The existing contract with the Cleveland Teachers Union expires June 30.

Representatives from both the union and the district touted the agreement Tuesday.

"This contract seeks to show members the respect they deserve, while helping us to retain current educators and recruit the best and brightest to educate Cleveland’s children,” Shari Obrenski, the president of the teachers union wrote in the release.

"This agreement not only represents a harmonious collaboration but also underscores our commitment to retaining and supporting our valued educators who are fundamental to achieving our mission," wrote CMSD CEO Warren Morgan. "When we ensure stability and foster a supportive environment for members of our teacher’s union, paraprofessionals, and nurses, we enhance our ability to provide quality education to the children of Cleveland."

Stability has been a question for the district after officials announced in February it was facing a budget deficit of at least $143 million for the next fiscal year.

The board of education approved a plan to reduce the district's budget by tens of millions of dollars over the next two years to plug the budget hole, including cuts to multiple pandemic relief-funded programs, including non-CMSD partner after-school programming, summer programming and cuts at the district's central office and to technology for students.

The board of education's plan did not deal with teacher salaries, which are negotiated with the union. In Cleveland, individual principals manage their own buildings' budgets and can make decisions about laying off teachers or not filling positions, according to Morgan. The district does not plan to increase building budgets. In February, the district had 175 open teacher positions, according to district officials.

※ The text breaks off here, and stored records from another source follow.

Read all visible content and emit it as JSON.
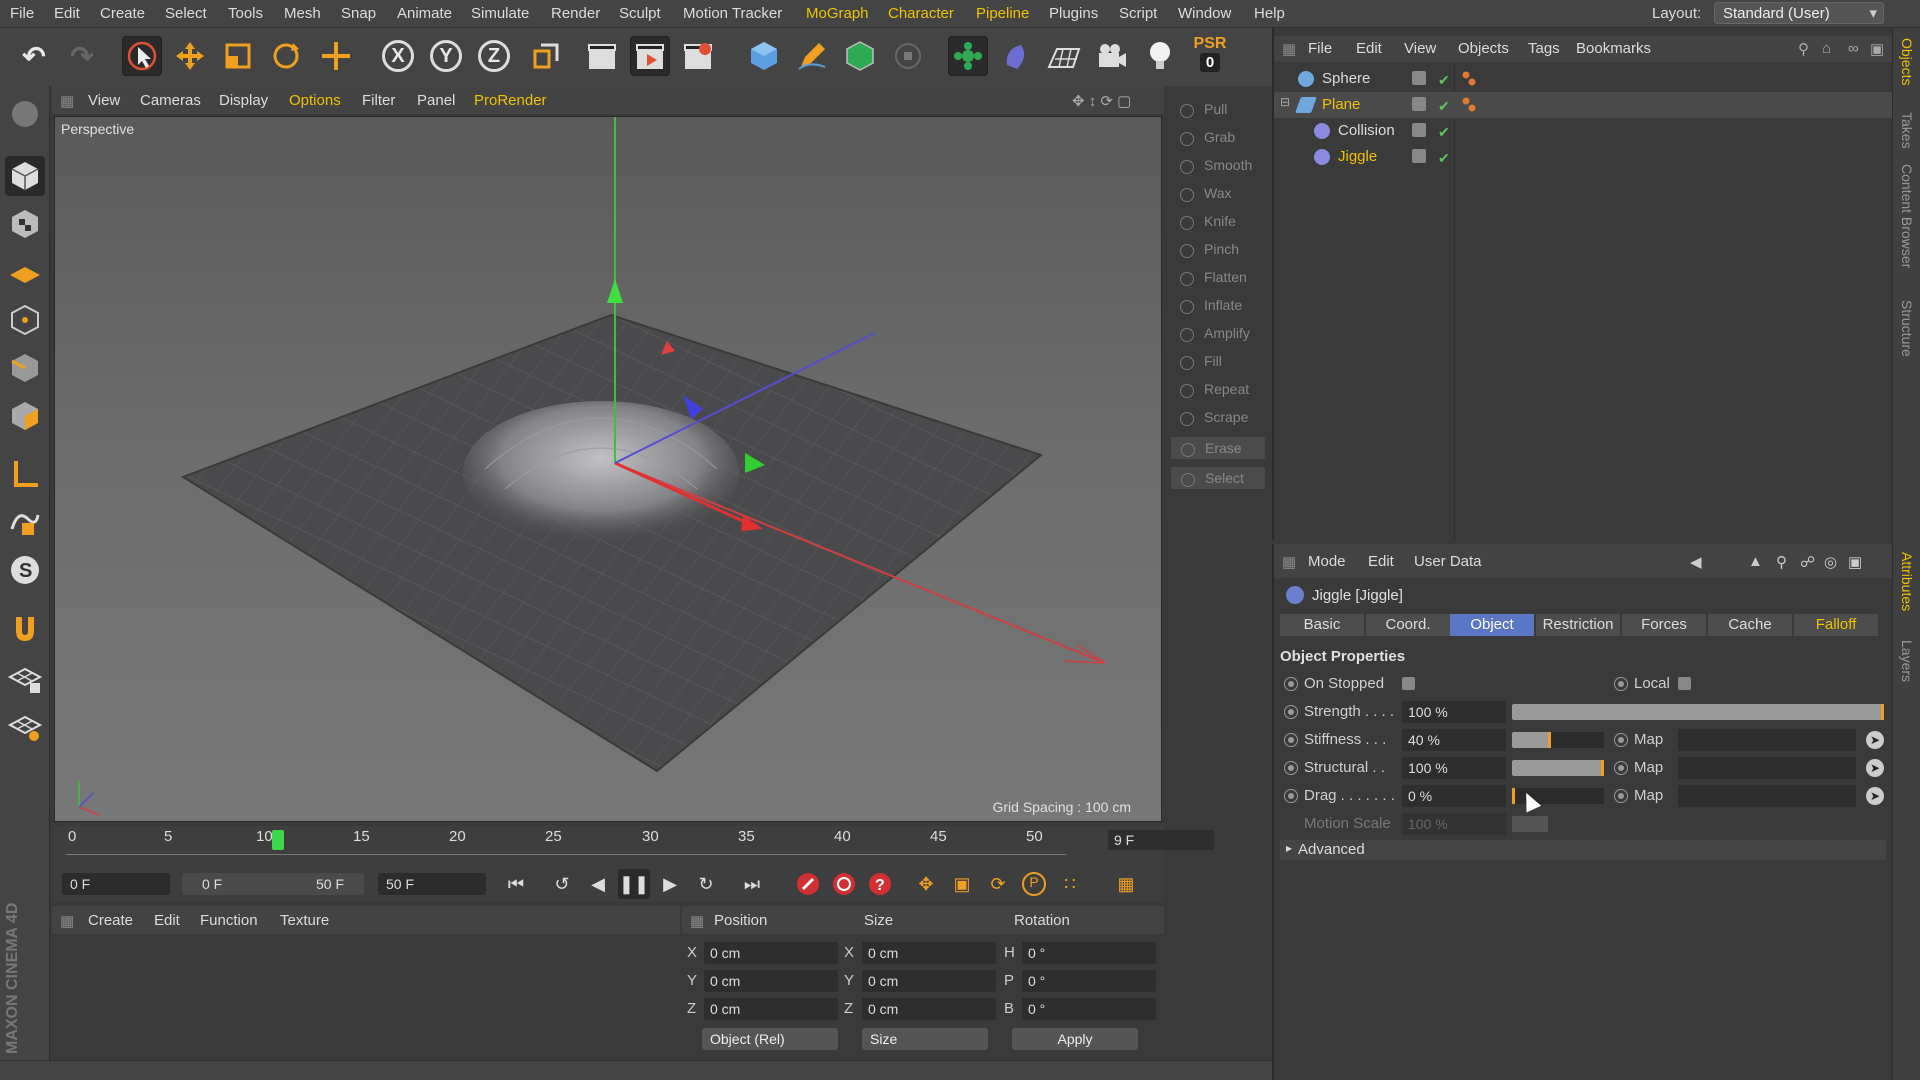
{
  "menubar": {
    "items": [
      "File",
      "Edit",
      "Create",
      "Select",
      "Tools",
      "Mesh",
      "Snap",
      "Animate",
      "Simulate",
      "Render",
      "Sculpt",
      "Motion Tracker",
      "MoGraph",
      "Character",
      "Pipeline",
      "Plugins",
      "Script",
      "Window",
      "Help"
    ],
    "highlighted": [
      "MoGraph",
      "Character",
      "Pipeline"
    ],
    "layout_label": "Layout:",
    "layout_value": "Standard (User)"
  },
  "toolbar": {
    "axis_x": "X",
    "axis_y": "Y",
    "axis_z": "Z",
    "psr_label": "PSR",
    "psr_value": "0"
  },
  "viewport": {
    "menu": [
      "View",
      "Cameras",
      "Display",
      "Options",
      "Filter",
      "Panel",
      "ProRender"
    ],
    "highlighted": [
      "Options",
      "ProRender"
    ],
    "label": "Perspective",
    "grid_spacing": "Grid Spacing : 100 cm"
  },
  "sculpt_tools": [
    "Pull",
    "Grab",
    "Smooth",
    "Wax",
    "Knife",
    "Pinch",
    "Flatten",
    "Inflate",
    "Amplify",
    "Fill",
    "Repeat",
    "Scrape",
    "Erase",
    "Select"
  ],
  "timeline": {
    "ticks": [
      "0",
      "5",
      "10",
      "15",
      "20",
      "25",
      "30",
      "35",
      "40",
      "45",
      "50"
    ],
    "current_frame": 8,
    "end_frame_display": "9 F"
  },
  "transport": {
    "start_field": "0 F",
    "range_start": "0 F",
    "range_end": "50 F",
    "end_field": "50 F"
  },
  "material_panel": {
    "menu": [
      "Create",
      "Edit",
      "Function",
      "Texture"
    ]
  },
  "coord_panel": {
    "headers": [
      "Position",
      "Size",
      "Rotation"
    ],
    "rows": [
      {
        "axis": "X",
        "pos": "0 cm",
        "size_axis": "X",
        "size": "0 cm",
        "rot_axis": "H",
        "rot": "0 °"
      },
      {
        "axis": "Y",
        "pos": "0 cm",
        "size_axis": "Y",
        "size": "0 cm",
        "rot_axis": "P",
        "rot": "0 °"
      },
      {
        "axis": "Z",
        "pos": "0 cm",
        "size_axis": "Z",
        "size": "0 cm",
        "rot_axis": "B",
        "rot": "0 °"
      }
    ],
    "mode_select": "Object (Rel)",
    "size_select": "Size",
    "apply_label": "Apply"
  },
  "object_manager": {
    "menu": [
      "File",
      "Edit",
      "View",
      "Objects",
      "Tags",
      "Bookmarks"
    ],
    "objects": [
      {
        "name": "Sphere",
        "icon_color": "#6fa8dc",
        "highlight": false,
        "indent": 0
      },
      {
        "name": "Plane",
        "icon_color": "#6fa8dc",
        "highlight": true,
        "indent": 0
      },
      {
        "name": "Collision",
        "icon_color": "#8a8ae0",
        "highlight": false,
        "indent": 1
      },
      {
        "name": "Jiggle",
        "icon_color": "#8a8ae0",
        "highlight": true,
        "indent": 1
      }
    ]
  },
  "attribute_manager": {
    "menu": [
      "Mode",
      "Edit",
      "User Data"
    ],
    "title": "Jiggle [Jiggle]",
    "tabs": [
      "Basic",
      "Coord.",
      "Object",
      "Restriction",
      "Forces",
      "Cache",
      "Falloff"
    ],
    "active_tab": "Object",
    "section": "Object Properties",
    "on_stopped_label": "On Stopped",
    "local_label": "Local",
    "strength_label": "Strength . . . .",
    "strength_value": "100 %",
    "strength_fraction": 1.0,
    "stiffness_label": "Stiffness . . .",
    "stiffness_value": "40 %",
    "stiffness_fraction": 0.4,
    "structural_label": "Structural . .",
    "structural_value": "100 %",
    "structural_fraction": 1.0,
    "drag_label": "Drag . . . . . . .",
    "drag_value": "0 %",
    "drag_fraction": 0.0,
    "motion_scale_label": "Motion Scale",
    "motion_scale_value": "100 %",
    "map_label": "Map",
    "advanced_label": "Advanced"
  },
  "right_strip": {
    "tabs": [
      "Objects",
      "Takes",
      "Content Browser",
      "Structure",
      "Attributes",
      "Layers"
    ]
  },
  "colors": {
    "accent": "#f0c300",
    "active_tab": "#5b76c4",
    "bg": "#3a3a3a"
  }
}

Josh Boose is associate producer for newscasts at Ideastream Public Media.
Conor Morris is the education reporter for Ideastream Public Media.